What is concerning is the huge number of best seller books which were brought to the library only because of their status as “Best seller” or written by a popular author. Two of the coffee shop owners said they specifically looked out for best seller books to bring to their coffee shop libraries. The reason this can be seen as a concerning matter is simply because the ideas and discussions that will come out in these coffee shops will be determined by the “trends of the time”, thus the originality of ideas would decrease. Rather than having an originality of Prishtina coffee shops, there will only be trend following coffee shops copying from other trend following coffee shops. However, there is one thing that would have been even more concerning than Prishtina coffee shops following trends and that is if there were no books at all. In the era of people not into reading books or some not having seen a book in years, these coffee shops with libraries are a way of re-familiarizing people with books and a creative way of motivating people into reading.

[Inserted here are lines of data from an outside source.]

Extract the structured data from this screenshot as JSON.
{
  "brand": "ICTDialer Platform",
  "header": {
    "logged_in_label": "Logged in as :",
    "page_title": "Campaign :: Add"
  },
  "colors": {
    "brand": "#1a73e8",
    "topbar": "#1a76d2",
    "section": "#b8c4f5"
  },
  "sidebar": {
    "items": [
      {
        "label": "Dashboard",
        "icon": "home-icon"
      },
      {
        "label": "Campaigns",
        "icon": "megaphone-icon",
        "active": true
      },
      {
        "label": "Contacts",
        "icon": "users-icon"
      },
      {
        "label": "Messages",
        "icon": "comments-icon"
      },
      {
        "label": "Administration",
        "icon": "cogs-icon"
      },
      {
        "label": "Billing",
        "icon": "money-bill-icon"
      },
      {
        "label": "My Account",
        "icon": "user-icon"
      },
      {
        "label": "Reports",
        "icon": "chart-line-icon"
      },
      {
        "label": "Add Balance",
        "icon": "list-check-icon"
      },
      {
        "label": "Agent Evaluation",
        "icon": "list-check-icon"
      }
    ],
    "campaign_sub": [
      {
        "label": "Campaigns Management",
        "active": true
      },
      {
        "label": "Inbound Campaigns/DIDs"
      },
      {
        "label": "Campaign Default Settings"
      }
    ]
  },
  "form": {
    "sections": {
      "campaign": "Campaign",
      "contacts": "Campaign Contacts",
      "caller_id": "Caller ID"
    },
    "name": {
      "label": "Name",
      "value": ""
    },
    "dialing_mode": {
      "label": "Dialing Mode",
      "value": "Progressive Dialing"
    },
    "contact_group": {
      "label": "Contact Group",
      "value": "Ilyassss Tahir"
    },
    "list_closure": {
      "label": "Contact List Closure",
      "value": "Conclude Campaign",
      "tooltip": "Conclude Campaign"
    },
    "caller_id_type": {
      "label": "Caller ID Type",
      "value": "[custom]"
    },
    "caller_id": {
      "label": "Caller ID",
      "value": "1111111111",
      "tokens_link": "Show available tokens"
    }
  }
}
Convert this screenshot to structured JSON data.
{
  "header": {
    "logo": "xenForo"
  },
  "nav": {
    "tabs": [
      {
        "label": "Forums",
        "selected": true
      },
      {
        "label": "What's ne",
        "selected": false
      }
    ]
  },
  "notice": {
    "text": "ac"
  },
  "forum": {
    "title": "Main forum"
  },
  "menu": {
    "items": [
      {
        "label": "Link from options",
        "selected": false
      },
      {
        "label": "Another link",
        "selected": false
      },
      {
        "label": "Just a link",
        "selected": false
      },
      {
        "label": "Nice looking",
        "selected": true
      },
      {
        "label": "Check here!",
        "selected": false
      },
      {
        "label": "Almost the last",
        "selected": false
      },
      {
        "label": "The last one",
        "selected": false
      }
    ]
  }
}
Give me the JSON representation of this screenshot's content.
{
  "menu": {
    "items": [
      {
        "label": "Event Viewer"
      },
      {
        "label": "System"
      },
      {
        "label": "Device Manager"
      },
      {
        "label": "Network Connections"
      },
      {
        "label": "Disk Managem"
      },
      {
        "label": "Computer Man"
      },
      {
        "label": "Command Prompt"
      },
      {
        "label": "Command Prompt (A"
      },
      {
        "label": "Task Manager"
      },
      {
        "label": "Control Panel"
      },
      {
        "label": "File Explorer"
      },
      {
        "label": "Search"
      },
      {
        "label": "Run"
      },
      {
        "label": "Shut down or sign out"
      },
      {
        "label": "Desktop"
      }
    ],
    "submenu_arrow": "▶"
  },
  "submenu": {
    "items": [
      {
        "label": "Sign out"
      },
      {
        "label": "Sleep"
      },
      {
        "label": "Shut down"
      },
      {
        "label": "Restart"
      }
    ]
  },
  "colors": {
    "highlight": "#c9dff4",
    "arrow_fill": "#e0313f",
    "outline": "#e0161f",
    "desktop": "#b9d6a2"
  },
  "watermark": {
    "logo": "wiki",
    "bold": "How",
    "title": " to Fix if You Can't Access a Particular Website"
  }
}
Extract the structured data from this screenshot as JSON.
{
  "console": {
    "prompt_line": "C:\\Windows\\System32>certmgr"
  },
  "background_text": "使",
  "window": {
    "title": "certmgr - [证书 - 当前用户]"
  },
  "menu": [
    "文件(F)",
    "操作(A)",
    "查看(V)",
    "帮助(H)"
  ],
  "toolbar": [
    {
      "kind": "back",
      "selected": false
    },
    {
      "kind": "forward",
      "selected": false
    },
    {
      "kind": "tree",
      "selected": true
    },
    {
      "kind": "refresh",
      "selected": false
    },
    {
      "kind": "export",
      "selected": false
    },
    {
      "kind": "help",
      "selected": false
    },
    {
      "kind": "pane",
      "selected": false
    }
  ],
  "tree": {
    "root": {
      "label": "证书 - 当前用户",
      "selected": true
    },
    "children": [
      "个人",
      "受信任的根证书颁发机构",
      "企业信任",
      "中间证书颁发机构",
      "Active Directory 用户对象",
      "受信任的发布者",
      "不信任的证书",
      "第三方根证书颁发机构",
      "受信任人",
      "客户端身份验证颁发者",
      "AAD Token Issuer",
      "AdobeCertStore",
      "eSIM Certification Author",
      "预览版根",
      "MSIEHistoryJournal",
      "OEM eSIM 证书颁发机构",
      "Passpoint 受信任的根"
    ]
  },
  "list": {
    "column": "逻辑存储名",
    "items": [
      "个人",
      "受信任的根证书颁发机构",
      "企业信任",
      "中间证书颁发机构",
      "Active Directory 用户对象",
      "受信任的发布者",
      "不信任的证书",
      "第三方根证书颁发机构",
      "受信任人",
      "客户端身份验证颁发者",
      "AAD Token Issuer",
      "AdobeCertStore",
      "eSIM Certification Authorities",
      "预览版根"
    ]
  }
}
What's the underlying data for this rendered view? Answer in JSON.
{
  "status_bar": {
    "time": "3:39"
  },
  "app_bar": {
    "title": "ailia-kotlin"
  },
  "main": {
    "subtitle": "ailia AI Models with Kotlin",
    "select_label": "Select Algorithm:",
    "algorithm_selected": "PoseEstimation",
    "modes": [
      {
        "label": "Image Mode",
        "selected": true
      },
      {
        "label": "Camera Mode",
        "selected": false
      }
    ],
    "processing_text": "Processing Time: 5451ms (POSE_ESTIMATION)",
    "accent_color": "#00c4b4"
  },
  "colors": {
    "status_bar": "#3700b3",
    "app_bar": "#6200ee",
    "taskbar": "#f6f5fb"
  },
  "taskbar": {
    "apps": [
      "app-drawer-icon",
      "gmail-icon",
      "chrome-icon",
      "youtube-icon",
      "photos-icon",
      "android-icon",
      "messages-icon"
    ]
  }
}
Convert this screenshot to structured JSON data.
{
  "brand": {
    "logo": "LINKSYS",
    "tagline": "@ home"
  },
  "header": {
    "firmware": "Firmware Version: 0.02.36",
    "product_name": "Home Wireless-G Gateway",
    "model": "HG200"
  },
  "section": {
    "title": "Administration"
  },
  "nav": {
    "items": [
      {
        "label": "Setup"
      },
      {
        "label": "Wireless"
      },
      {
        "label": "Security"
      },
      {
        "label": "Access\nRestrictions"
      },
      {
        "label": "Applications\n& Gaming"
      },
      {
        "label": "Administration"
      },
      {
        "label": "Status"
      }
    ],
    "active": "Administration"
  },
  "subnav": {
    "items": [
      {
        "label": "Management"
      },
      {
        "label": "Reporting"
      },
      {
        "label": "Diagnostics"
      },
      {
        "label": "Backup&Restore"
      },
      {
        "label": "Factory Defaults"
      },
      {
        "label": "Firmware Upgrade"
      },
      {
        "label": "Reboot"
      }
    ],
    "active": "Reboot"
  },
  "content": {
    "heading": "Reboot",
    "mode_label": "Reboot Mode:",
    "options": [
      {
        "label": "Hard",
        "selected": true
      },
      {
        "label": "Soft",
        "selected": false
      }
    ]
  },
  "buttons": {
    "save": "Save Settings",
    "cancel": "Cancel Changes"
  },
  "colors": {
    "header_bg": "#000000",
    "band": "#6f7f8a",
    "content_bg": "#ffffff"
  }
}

Most of the books written by popular foreign writers are not bad books by any means. It should be noted that not having many Albanian writers to encourage Albanian originality does not, in any way, mean that the identity of the coffee shop is bad. With such writers as Dostoevsky, Tolstoy, Turgunyev, Shakespeare, Alexander Dumas, Homer, Plato, Kafka and many more authors the possible inspiration you would get from being in such places is enormous. The part where we, as a society, should be mindful is to not lose our precious originality in the ocean of other foreign writers, rather combine it with them.
Most of the other books that were written by Albanian writers were usually given to the coffee shops as promotional material or as a gift. This one simple act that has come either from the generosity of some authors or their marketing staff, has a great deal of impact on coffee shops that have received these books. First of all receiving a gift from an author and showing it to the public means the readiness of the coffee shop to work and help local authors on their development. Secondly the book being there means that coffee shops believe in their customers to the extent to leave a gift of great value in their hands. The mutual respect between the coffee shops, customers and authors themselves is a show of their integrity.
By Fisnik Eger